“Camden County Correctional Facility - Jail.”
Complaint § III(B).
Plaintiff brings this action pursuant to 42 U.S.C. §
for alleged violations of Plaintiff's constitutional
rights. In order to set forth a prima facie case
under § 1983, a plaintiff must show: “(1) a person
deprived him of a federal right; and (2) the person who
deprived him of that right acted under color of state or
territorial law.” Groman v. Twp. of Manalapan,
47 F.3d 628, 633 (3d Cir. 1995) (citing Gomez v.
Toledo, 446 U.S. 635, 640 (1980)).
Generally, for purposes of actions under § 1983,
“[t]he term ‘persons' includes local and
state officers acting under color of state law.”
Carver v. Foerster, 102 F.3d 96, 99 (3d Cir. 1996)
(citing Hafer v. Melo, 502 U.S. 21
(1991)). To say that a person was “acting

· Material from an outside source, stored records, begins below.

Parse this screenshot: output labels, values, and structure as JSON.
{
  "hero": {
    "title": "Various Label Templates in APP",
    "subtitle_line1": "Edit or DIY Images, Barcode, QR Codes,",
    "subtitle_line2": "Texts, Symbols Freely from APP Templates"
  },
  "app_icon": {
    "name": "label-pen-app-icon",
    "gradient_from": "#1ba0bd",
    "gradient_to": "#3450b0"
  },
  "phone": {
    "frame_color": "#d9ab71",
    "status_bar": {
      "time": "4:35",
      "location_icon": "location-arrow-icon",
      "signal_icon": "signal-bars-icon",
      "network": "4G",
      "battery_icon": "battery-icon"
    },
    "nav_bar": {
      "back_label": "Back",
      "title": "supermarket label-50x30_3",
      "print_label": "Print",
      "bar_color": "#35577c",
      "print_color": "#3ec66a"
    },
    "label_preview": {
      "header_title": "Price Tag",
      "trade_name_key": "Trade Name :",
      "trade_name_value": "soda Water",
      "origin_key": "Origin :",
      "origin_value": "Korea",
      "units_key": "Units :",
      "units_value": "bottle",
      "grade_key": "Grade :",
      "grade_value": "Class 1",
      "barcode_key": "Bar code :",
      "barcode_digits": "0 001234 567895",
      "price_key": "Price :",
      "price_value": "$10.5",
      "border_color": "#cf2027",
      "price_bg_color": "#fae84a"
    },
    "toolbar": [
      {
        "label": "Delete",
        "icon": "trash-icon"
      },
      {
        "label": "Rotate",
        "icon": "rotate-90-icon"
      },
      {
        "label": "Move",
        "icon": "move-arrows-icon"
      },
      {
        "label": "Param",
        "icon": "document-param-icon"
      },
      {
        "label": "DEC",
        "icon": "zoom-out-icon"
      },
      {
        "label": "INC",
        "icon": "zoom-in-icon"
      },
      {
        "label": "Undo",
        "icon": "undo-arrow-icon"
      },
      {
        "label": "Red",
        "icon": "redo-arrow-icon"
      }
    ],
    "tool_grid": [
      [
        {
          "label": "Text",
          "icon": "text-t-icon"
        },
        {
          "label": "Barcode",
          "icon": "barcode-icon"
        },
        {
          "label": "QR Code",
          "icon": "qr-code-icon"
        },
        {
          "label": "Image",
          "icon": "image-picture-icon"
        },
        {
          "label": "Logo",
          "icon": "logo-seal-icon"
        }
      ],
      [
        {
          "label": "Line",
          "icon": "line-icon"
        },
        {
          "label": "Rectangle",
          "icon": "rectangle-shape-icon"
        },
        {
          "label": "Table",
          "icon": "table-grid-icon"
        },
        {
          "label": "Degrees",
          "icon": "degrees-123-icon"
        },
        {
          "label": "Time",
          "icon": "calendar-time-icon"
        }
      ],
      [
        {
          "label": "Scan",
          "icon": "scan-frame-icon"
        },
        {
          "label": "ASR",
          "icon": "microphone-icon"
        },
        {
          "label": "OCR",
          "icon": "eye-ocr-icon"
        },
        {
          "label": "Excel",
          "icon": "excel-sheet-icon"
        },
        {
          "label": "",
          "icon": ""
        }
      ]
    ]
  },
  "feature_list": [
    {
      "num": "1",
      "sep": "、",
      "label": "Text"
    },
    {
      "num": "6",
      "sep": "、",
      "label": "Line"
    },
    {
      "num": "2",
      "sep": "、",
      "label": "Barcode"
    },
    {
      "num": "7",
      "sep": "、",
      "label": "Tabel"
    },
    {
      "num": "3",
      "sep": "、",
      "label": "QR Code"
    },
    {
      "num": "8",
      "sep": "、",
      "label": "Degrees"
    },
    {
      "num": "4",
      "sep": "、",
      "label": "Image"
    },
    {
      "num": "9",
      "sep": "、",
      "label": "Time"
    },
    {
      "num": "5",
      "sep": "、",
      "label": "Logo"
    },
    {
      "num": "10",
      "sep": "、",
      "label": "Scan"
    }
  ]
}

under color of state law” means that the defendant in a
§ 1983 action “exercised power [that the
defendant] possessed by virtue of state law and made possible

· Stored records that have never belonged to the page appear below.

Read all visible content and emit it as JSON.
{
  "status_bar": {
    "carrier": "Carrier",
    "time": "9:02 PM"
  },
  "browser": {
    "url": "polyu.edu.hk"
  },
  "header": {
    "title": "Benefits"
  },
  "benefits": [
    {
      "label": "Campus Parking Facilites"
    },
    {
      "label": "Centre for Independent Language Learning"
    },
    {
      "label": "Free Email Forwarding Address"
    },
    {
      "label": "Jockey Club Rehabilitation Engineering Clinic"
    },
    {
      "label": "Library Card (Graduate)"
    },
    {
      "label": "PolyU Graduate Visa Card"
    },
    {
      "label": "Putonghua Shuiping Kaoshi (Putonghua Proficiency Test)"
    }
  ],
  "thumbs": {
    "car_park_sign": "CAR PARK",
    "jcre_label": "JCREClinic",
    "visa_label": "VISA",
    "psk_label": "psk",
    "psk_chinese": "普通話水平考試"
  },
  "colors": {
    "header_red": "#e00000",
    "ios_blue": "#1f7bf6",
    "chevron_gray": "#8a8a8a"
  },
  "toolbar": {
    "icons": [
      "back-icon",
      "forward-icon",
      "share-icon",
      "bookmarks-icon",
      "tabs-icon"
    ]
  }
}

only because the wrongdoer [was] clothed with the authority
of state law.” West v. Atkins, 487 U.S. 42, 49
(1988) (citation omitted). Generally, then, “a public

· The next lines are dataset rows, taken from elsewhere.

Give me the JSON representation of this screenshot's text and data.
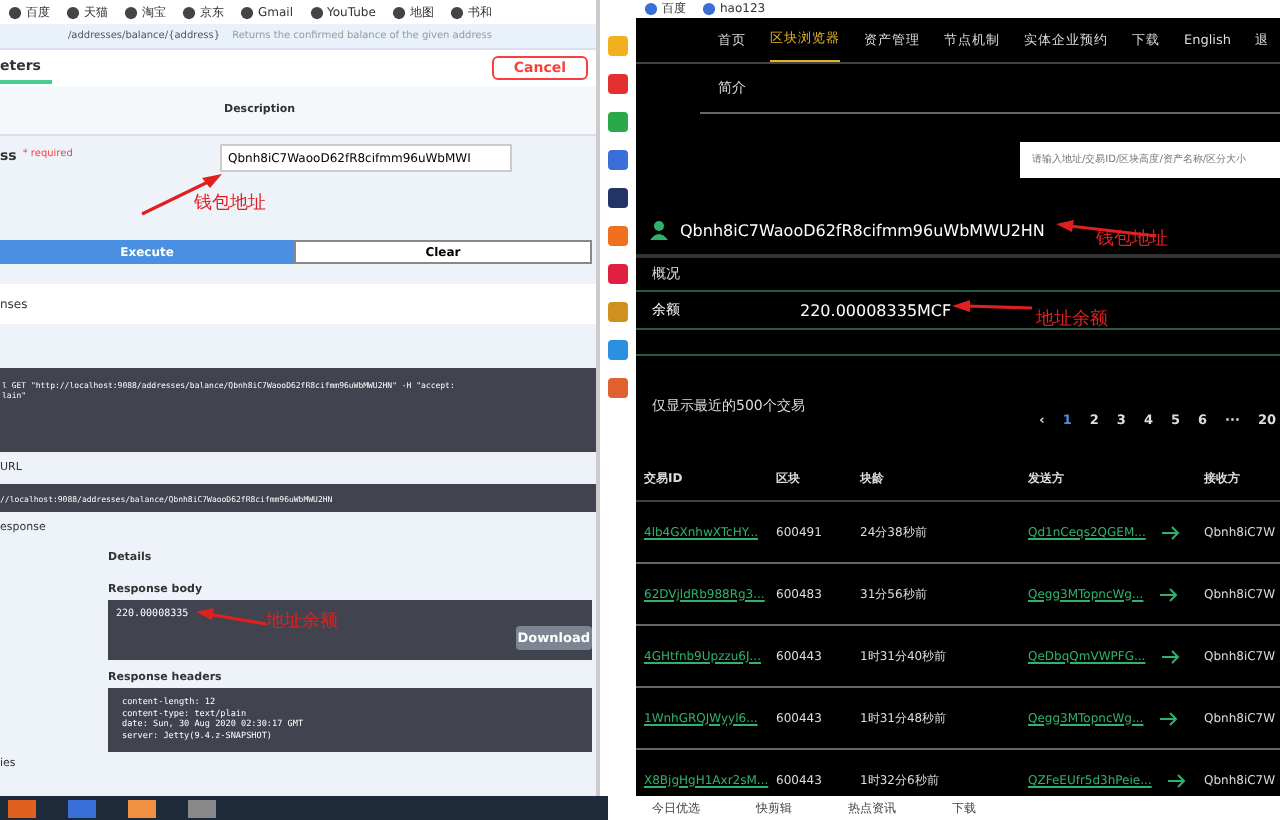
{
  "left_pane": {
    "bookmarks": [
      "百度",
      "天猫",
      "淘宝",
      "京东",
      "Gmail",
      "YouTube",
      "地图",
      "书和"
    ],
    "endpoint": {
      "path": "/addresses/balance/{address}",
      "summary": "Returns the confirmed balance of the given address"
    },
    "tab": "eters",
    "cancel_button": "Cancel",
    "description_header": "Description",
    "parameter": {
      "name": "ss",
      "required": "* required",
      "value": "Qbnh8iC7WaooD62fR8cifmm96uWbMWI"
    },
    "annotation_wallet": "钱包地址",
    "execute_button": "Execute",
    "clear_button": "Clear",
    "responses_label": "nses",
    "curl": [
      "l GET \"http://localhost:9088/addresses/balance/Qbnh8iC7WaooD62fR8cifmm96uWbMWU2HN\" -H \"accept:",
      "lain\""
    ],
    "url_label": "URL",
    "request_url": "//localhost:9088/addresses/balance/Qbnh8iC7WaooD62fR8cifmm96uWbMWU2HN",
    "response_label": "esponse",
    "details_label": "Details",
    "body_label": "Response body",
    "body": "220.00008335",
    "annotation_balance": "地址余额",
    "download_button": "Download",
    "headers_label": "Response headers",
    "headers": [
      "content-length: 12",
      "content-type: text/plain",
      "date: Sun, 30 Aug 2020 02:30:17 GMT",
      "server: Jetty(9.4.z-SNAPSHOT)"
    ],
    "footer_label": "ies"
  },
  "right_pane": {
    "bookmarks": [
      "百度",
      "hao123"
    ],
    "nav": [
      {
        "label": "首页",
        "selected": false
      },
      {
        "label": "区块浏览器",
        "selected": true
      },
      {
        "label": "资产管理",
        "selected": false
      },
      {
        "label": "节点机制",
        "selected": false
      },
      {
        "label": "实体企业预约",
        "selected": false
      },
      {
        "label": "下载",
        "selected": false
      },
      {
        "label": "English",
        "selected": false
      },
      {
        "label": "退",
        "selected": false
      }
    ],
    "sub_nav": "简介",
    "search": {
      "placeholder": "请输入地址/交易ID/区块高度/资产名称/区分大小"
    },
    "address": "Qbnh8iC7WaooD62fR8cifmm96uWbMWU2HN",
    "annotation_wallet": "钱包地址",
    "overview_label": "概况",
    "balance_label": "余额",
    "balance": "220.00008335MCF",
    "annotation_balance": "地址余额",
    "tx_note": "仅显示最近的500个交易",
    "pagination": [
      {
        "label": "‹",
        "selected": false
      },
      {
        "label": "1",
        "selected": true
      },
      {
        "label": "2",
        "selected": false
      },
      {
        "label": "3",
        "selected": false
      },
      {
        "label": "4",
        "selected": false
      },
      {
        "label": "5",
        "selected": false
      },
      {
        "label": "6",
        "selected": false
      },
      {
        "label": "···",
        "selected": false
      },
      {
        "label": "20",
        "selected": false
      }
    ],
    "table": {
      "columns": [
        "交易ID",
        "区块",
        "块龄",
        "发送方",
        "接收方"
      ],
      "rows": [
        {
          "id": "4lb4GXnhwXTcHY...",
          "block": "600491",
          "age": "24分38秒前",
          "sender": "Qd1nCeqs2QGEM...",
          "receiver": "Qbnh8iC7W"
        },
        {
          "id": "62DVjldRb988Rg3...",
          "block": "600483",
          "age": "31分56秒前",
          "sender": "Qegg3MTopncWg...",
          "receiver": "Qbnh8iC7W"
        },
        {
          "id": "4GHtfnb9Upzzu6J...",
          "block": "600443",
          "age": "1时31分40秒前",
          "sender": "QeDbqQmVWPFG...",
          "receiver": "Qbnh8iC7W"
        },
        {
          "id": "1WnhGRQJWyyl6...",
          "block": "600443",
          "age": "1时31分48秒前",
          "sender": "Qegg3MTopncWg...",
          "receiver": "Qbnh8iC7W"
        },
        {
          "id": "X8BjgHgH1Axr2sM...",
          "block": "600443",
          "age": "1时32分6秒前",
          "sender": "QZFeEUfr5d3hPeie...",
          "receiver": "Qbnh8iC7W"
        }
      ]
    }
  },
  "status_bar": {
    "items": [
      "今日优选",
      "快剪辑",
      "热点资讯",
      "下载"
    ]
  }
}
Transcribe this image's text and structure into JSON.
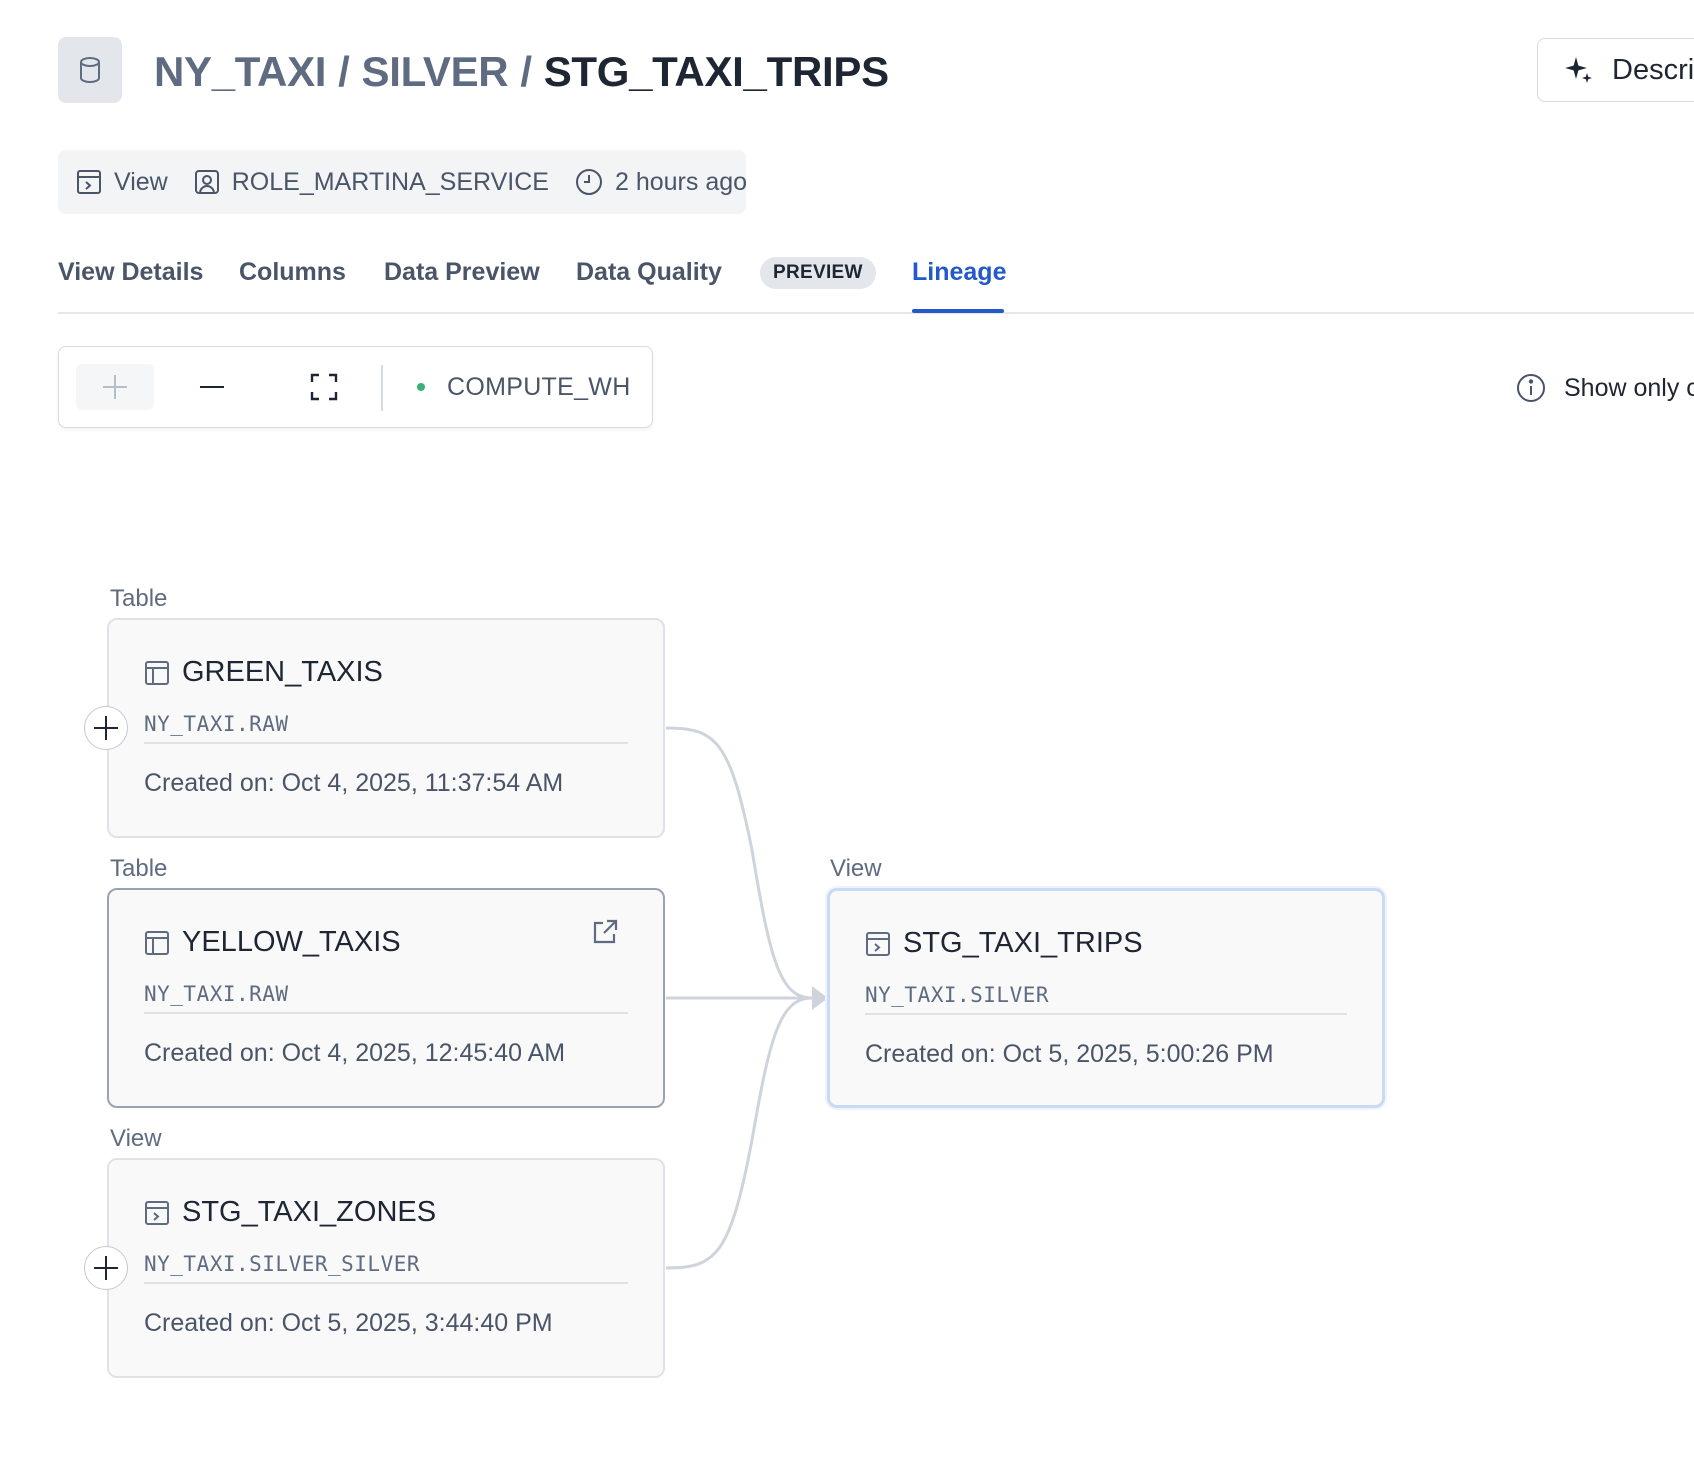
{
  "header": {
    "database": "NY_TAXI",
    "schema": "SILVER",
    "object_name": "STG_TAXI_TRIPS",
    "separator": "/",
    "describe_label": "Descri"
  },
  "meta": {
    "object_type": "View",
    "owner_role": "ROLE_MARTINA_SERVICE",
    "last_modified": "2 hours ago"
  },
  "tabs": [
    {
      "label": "View Details",
      "active": false
    },
    {
      "label": "Columns",
      "active": false
    },
    {
      "label": "Data Preview",
      "active": false
    },
    {
      "label": "Data Quality",
      "active": false,
      "badge": "PREVIEW"
    },
    {
      "label": "Lineage",
      "active": true
    }
  ],
  "toolbar": {
    "warehouse": "COMPUTE_WH",
    "warehouse_status_color": "#3bb07a",
    "show_only_label": "Show only c"
  },
  "lineage": {
    "upstream": [
      {
        "type": "Table",
        "name": "GREEN_TAXIS",
        "path": "NY_TAXI.RAW",
        "created": "Created on: Oct 4, 2025, 11:37:54 AM",
        "expandable": true
      },
      {
        "type": "Table",
        "name": "YELLOW_TAXIS",
        "path": "NY_TAXI.RAW",
        "created": "Created on: Oct 4, 2025, 12:45:40 AM",
        "expandable": false
      },
      {
        "type": "View",
        "name": "STG_TAXI_ZONES",
        "path": "NY_TAXI.SILVER_SILVER",
        "created": "Created on: Oct 5, 2025, 3:44:40 PM",
        "expandable": true
      }
    ],
    "selected": {
      "type": "View",
      "name": "STG_TAXI_TRIPS",
      "path": "NY_TAXI.SILVER",
      "created": "Created on: Oct 5, 2025, 5:00:26 PM"
    }
  },
  "colors": {
    "accent": "#2459c9",
    "edge": "#cfd4dc",
    "selected_border": "#c9daf5"
  }
}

employee acts under color of state law while acting in his
official capacity or while exercising his responsibilities
pursuant to state law.” Id. at 50.
Plaintiff seeks monetary damages from defendants for
allegedly unconstitutional conditions of confinement.
Complaint § V. However, neither Camden County
Correctional Facility nor Camden County Jail (see
Complaint at 1 and 3) are a “person” within the
meaning of § 1983. Because the Complaint has not
sufficiently alleged that a “person” deprived
Plaintiff of a federal right, the Complaint does not meet the
standards necessary to set forth a prima facie case
under § 1983. Therefore, the claims against these
entities must be dismissed with prejudice. See Crawford
v. McMillian, 660 Fed.Appx. 113, 116 (3d Cir. 2016)
(“[T]he prison is not an entity subject to suit under
42 U.S.C. § 1983.”) (citing Fischer v.
Cahill, 474 F.2d 991, 992 (3d Cir. 1973)); Grabow v.
Southern State Corr. Facility, 726 F.Supp. 537, 538-39
(D.N.J. 1989) (correctional facility is not a
“person” under § 1983).
Plaintiff may be able to amend the Complaint to name a person
or persons who were personally involved in the alleged
unconstitutional conditions of confinement, however. To that
end, the Court shall grant Plaintiff leave to amend the
Complaint within 30 days of the date that this Opinion and
accompanying Order are entered on the docket.
Claims Regarding (a) Overcrowded Conditions of
Confinement, (b) Food, and (c) Unsanitary Conditions:
Dismissed With Prejudice As To Confinements From Which
Plaintiff Was Released Prior To October 2, 2016
Several of the claims set forth in the Complaint are
time-barred under the pertinent statute of limitations and
must be dismissed with prejudice on that basis. ...